    Reflections (Flugel and Tenor Horn Duet with Brass Band) - Graham, PeterCode:

    Duet for Flugel and Tenor Horn or Two Bb Cornets from War of the Worlds SuiteEach movement of War of the Worlds is available separately allowing for a variety of "mini-suite" combinations eg: Movements 1,2 and 5 or 3,4 and 5 etc. For movements 1, 4 and 5 see the BB Concert Music tab. Complete suite also available.Reflections is the second movement of the suite War of the Worlds which was commissioned by the Senzoku Gakuen College of Music Saxophone Orchestra and first performed by them in the Maeda Hall, Japan on June 29 2012, the composer conducting. The music is dedicated to Professor Shin-ichi Iwamoto. The transcription for brass band was first performed by the Brighouse & Rastrick Band, conductor David King, in the Bridgewater Hall Manchester on September 8 2012.The suite takes inspiration from the 1953 film script adaptation of the famous HG Wells novel and key scenes from the film are set as individual movements: Reflections – here mankind contemplates a life forever changed as the invaders progress their colonisation of Planet Earth.

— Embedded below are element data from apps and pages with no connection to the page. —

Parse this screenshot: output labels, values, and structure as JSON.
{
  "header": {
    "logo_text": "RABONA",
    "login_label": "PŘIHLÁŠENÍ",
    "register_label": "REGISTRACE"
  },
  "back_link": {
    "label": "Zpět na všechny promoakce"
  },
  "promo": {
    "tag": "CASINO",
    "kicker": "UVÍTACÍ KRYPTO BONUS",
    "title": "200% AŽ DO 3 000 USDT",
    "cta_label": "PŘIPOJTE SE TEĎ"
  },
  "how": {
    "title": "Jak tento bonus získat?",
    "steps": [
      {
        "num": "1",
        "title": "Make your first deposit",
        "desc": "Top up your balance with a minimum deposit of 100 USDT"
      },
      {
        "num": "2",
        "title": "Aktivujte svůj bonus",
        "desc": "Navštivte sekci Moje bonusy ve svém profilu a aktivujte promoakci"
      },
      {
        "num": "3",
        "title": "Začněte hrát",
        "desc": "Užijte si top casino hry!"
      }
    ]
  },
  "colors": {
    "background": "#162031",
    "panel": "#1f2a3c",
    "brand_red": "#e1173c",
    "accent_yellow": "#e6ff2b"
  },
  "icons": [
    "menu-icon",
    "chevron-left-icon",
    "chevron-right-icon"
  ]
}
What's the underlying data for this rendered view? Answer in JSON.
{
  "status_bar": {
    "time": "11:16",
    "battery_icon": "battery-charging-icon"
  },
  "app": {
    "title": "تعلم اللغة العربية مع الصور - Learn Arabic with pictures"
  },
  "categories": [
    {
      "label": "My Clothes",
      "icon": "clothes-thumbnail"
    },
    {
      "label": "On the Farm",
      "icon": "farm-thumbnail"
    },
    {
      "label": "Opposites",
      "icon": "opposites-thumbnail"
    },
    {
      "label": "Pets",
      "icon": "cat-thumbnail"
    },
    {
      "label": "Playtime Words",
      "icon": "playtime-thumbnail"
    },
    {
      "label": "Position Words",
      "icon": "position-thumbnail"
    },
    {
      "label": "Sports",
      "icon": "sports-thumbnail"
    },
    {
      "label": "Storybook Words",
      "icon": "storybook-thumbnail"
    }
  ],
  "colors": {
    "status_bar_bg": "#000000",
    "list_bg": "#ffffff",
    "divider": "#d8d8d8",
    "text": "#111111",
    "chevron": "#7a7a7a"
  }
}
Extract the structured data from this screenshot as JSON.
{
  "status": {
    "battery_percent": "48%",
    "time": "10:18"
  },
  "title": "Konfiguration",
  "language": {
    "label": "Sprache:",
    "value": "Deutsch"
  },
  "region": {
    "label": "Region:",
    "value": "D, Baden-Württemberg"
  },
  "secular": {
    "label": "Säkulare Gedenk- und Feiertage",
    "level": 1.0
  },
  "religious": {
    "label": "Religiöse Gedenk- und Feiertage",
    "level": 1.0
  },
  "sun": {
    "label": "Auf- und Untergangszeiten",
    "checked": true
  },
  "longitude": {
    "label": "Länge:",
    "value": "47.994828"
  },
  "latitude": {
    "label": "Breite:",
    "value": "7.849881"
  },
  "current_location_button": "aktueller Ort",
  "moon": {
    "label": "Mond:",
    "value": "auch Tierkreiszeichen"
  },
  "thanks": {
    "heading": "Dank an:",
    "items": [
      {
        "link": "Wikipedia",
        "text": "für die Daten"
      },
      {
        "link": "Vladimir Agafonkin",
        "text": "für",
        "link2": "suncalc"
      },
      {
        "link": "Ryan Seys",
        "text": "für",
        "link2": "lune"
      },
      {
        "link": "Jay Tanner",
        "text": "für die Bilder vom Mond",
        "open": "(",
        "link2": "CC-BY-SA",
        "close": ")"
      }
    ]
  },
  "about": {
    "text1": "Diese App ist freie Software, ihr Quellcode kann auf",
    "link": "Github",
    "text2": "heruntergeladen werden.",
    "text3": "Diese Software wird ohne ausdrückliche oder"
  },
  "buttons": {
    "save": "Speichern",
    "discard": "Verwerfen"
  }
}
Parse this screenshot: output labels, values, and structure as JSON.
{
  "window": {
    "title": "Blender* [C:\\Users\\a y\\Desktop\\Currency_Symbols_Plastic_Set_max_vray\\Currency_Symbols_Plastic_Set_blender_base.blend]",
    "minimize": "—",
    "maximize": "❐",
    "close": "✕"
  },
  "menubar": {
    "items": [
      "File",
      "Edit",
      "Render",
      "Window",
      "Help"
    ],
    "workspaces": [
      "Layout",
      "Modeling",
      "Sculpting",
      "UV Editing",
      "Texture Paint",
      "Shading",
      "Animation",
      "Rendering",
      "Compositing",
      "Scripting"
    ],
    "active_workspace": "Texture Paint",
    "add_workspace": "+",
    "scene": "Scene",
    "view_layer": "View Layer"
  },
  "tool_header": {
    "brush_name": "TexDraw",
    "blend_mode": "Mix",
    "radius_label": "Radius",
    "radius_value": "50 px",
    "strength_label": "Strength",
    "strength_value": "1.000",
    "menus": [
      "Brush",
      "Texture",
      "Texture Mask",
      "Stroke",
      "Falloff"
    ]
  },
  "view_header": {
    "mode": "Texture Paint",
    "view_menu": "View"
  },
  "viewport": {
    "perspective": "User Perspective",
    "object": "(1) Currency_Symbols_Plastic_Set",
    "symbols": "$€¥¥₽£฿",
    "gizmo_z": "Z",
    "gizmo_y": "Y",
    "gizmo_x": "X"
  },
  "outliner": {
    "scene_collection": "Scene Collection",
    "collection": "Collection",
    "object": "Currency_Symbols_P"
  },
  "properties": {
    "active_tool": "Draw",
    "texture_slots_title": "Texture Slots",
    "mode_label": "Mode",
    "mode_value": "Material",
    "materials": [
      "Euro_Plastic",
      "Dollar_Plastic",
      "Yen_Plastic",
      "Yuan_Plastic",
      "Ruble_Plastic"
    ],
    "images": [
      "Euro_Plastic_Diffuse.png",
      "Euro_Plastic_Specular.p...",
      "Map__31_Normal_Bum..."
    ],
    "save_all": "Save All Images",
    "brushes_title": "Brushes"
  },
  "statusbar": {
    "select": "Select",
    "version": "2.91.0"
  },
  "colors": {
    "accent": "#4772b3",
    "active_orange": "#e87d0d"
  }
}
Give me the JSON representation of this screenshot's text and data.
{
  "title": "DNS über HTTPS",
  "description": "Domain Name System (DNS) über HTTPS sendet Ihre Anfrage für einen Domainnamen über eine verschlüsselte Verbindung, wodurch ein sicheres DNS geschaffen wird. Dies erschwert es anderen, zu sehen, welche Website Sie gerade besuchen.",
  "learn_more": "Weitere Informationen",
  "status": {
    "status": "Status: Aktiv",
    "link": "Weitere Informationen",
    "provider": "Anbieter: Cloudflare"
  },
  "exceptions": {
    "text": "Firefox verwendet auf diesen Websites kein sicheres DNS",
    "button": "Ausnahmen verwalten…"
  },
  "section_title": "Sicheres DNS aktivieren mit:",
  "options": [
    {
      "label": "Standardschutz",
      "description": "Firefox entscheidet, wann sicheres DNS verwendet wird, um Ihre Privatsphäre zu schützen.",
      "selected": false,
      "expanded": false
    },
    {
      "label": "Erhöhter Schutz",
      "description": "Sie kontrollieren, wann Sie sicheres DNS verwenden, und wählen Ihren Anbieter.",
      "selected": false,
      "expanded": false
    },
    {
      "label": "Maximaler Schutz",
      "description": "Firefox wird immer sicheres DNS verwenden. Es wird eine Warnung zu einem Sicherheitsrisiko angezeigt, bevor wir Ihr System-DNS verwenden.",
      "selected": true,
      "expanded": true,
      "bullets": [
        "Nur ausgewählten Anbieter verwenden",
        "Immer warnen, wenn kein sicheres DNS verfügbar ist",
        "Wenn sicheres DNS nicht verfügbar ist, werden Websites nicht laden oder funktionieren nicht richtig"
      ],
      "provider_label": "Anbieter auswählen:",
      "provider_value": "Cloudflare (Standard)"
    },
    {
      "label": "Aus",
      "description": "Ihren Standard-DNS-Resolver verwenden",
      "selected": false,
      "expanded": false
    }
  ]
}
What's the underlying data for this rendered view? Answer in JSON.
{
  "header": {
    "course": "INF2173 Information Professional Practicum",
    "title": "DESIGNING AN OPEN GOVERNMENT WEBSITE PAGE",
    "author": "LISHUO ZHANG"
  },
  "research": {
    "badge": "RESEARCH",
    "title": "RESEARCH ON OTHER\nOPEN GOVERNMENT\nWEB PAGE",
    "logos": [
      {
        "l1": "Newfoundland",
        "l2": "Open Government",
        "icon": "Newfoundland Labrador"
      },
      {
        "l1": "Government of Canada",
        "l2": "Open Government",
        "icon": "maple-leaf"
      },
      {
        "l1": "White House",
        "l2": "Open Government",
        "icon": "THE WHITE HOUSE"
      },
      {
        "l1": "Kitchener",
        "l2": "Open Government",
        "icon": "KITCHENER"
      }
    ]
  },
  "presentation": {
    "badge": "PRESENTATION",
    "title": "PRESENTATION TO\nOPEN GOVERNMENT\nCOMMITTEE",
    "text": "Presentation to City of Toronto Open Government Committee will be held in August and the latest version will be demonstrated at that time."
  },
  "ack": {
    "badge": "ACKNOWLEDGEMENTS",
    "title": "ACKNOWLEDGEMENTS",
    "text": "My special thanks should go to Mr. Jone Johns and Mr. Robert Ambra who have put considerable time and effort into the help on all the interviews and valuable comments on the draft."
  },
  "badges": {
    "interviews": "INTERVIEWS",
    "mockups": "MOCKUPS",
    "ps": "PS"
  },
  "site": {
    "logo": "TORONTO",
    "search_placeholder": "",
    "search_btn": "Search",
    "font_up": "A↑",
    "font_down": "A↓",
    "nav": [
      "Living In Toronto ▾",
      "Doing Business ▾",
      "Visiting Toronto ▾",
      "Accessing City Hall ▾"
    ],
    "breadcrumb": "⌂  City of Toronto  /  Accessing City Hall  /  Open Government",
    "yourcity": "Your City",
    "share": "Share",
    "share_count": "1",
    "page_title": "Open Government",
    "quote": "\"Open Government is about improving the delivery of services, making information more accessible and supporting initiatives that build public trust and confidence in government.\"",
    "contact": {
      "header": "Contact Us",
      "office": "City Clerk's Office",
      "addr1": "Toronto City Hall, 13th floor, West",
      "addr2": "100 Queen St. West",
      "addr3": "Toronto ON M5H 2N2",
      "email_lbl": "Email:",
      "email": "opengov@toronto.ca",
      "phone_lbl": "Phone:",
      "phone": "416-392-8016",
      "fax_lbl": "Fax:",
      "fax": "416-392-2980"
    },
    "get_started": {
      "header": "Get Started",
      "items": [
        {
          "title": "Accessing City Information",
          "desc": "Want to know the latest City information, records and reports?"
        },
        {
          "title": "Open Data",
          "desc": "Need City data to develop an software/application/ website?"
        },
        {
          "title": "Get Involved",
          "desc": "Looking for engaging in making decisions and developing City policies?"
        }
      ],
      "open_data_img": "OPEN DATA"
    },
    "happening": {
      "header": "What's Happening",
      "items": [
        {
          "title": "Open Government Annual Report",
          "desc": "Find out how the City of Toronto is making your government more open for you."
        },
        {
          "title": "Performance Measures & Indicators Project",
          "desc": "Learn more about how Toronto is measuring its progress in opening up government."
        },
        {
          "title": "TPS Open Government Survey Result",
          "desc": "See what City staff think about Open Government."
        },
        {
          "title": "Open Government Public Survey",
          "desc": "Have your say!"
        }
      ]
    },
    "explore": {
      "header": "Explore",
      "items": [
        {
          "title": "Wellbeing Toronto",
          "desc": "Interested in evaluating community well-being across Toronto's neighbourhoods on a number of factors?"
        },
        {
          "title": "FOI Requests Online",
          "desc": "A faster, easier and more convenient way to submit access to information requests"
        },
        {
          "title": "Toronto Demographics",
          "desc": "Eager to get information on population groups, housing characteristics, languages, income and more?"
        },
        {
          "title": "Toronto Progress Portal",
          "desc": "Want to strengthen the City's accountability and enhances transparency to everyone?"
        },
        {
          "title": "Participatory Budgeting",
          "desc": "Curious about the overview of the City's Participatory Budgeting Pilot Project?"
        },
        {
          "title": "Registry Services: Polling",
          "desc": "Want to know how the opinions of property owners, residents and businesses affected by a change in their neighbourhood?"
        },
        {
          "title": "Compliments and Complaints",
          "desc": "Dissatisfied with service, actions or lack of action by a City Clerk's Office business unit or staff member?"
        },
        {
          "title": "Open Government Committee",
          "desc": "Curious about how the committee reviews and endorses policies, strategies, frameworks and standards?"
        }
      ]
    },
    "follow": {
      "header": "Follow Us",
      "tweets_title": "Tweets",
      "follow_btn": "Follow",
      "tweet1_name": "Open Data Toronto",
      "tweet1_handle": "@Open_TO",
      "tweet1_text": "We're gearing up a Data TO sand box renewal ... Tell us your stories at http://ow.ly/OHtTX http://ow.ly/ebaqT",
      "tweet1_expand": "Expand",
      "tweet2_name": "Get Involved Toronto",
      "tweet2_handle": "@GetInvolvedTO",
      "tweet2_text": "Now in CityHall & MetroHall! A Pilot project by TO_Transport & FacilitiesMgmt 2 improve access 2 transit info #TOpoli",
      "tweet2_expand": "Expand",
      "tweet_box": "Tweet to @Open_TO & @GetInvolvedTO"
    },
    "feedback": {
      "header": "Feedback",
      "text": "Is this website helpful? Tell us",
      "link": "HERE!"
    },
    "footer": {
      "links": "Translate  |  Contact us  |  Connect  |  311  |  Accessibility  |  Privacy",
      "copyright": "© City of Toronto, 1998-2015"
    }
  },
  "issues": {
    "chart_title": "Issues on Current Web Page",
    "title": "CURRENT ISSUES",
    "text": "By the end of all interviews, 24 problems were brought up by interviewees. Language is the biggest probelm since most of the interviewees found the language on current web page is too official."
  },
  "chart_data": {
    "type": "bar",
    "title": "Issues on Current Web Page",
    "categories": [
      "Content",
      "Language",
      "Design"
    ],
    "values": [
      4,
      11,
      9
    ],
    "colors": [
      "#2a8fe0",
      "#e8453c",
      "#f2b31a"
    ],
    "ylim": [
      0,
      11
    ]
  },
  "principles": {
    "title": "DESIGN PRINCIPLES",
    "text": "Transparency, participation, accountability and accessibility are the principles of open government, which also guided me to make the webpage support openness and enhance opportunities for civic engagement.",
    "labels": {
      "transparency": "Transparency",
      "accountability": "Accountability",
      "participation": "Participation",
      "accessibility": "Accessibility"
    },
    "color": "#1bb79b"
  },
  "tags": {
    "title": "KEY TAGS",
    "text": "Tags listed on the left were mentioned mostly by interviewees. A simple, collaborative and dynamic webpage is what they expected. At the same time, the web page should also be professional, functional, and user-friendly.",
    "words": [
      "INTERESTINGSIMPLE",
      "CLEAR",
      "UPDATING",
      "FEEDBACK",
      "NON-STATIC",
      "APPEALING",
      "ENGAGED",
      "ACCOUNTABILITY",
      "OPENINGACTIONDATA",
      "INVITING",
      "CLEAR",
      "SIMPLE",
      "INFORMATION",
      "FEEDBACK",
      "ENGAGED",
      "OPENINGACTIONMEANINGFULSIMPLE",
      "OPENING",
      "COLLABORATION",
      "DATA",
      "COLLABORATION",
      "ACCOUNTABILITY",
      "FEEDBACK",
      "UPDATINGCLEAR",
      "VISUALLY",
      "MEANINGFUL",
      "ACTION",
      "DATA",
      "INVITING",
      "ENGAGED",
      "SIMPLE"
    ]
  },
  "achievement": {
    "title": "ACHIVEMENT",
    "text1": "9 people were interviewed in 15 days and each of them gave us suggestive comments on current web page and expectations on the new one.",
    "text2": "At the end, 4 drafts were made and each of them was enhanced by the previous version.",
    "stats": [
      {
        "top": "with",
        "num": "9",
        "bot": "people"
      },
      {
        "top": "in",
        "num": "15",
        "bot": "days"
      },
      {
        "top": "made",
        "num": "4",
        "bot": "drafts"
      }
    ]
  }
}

    Estimated delivery 7-14 days
  • £9.95

    Second Quartet (Brass Quartet - Score and Parts) - Gregson, EdwardCode:

    My second Brass Quartet was written in 1968, immediately after I finished my studies at the Royal Academy of Music, and was in response to a request from my then publisher, R Smith & Co, to write some chamber music for brass band instruments. My Brass Quartet No 1 (also written in 1968) was scored for the usual combination of two cornets, horn and euphonium, but the second is scored for two horns, baritone, and tuba, giving the music a somewhat mellower sound world than the First Quartet. It is also a miniature in form in that it barely lasts six minutes. The music is in three movements: Prelude, Scherzo and Postlude. The outer movements are slow and thoughtful, while the middle Scherzo is rather astringent in character, with virtuoso demands made on the players. The Prelude begins with a duet for the two horns, answered by baritone and tuba, the material being rather rhetorical in style and although the Postlude begins in a similar fashion it also develops material from the Scherzo (slowed down of course) in the manner of a fugal exposition. The music ends with a series of quiet chords. - Edward Gregson

    Estimated delivery 7-14 days
  • £19.50

    Cherry Ripe - Horn, C. EArranger:

    Brass Duet with Brass Band accompaniment

    Estimated delivery 7-14 days
  • £19.99

    Lullaby (Euphonium Duet with Brass Band - Score and Parts) - Doe, PhilipCode:

    Lullaby is a beautiful euphonium duet with band accompaniment. The solo and contrapuntal writing, combined with a rich accompaniment from the band, offers peace and serenity. Suitable for Youth/4th Section Bands and above. Duration: 4.00

    Estimated delivery 7-14 days
  • £49.95

    Capriccio (Score and Parts)

    Cornet and Euphonium Duet with Brass Band

    Estimated delivery 7-14 days
  • £19.95

    Capriccio (Score Only)

    Cornet and Euphonium Duet with Brass Band

    Estimated delivery 7-14 days
  • £54.95

    Concertino Classico (Score and Parts)

    Cornet Duet with Brass Band

    Estimated delivery 7-14 days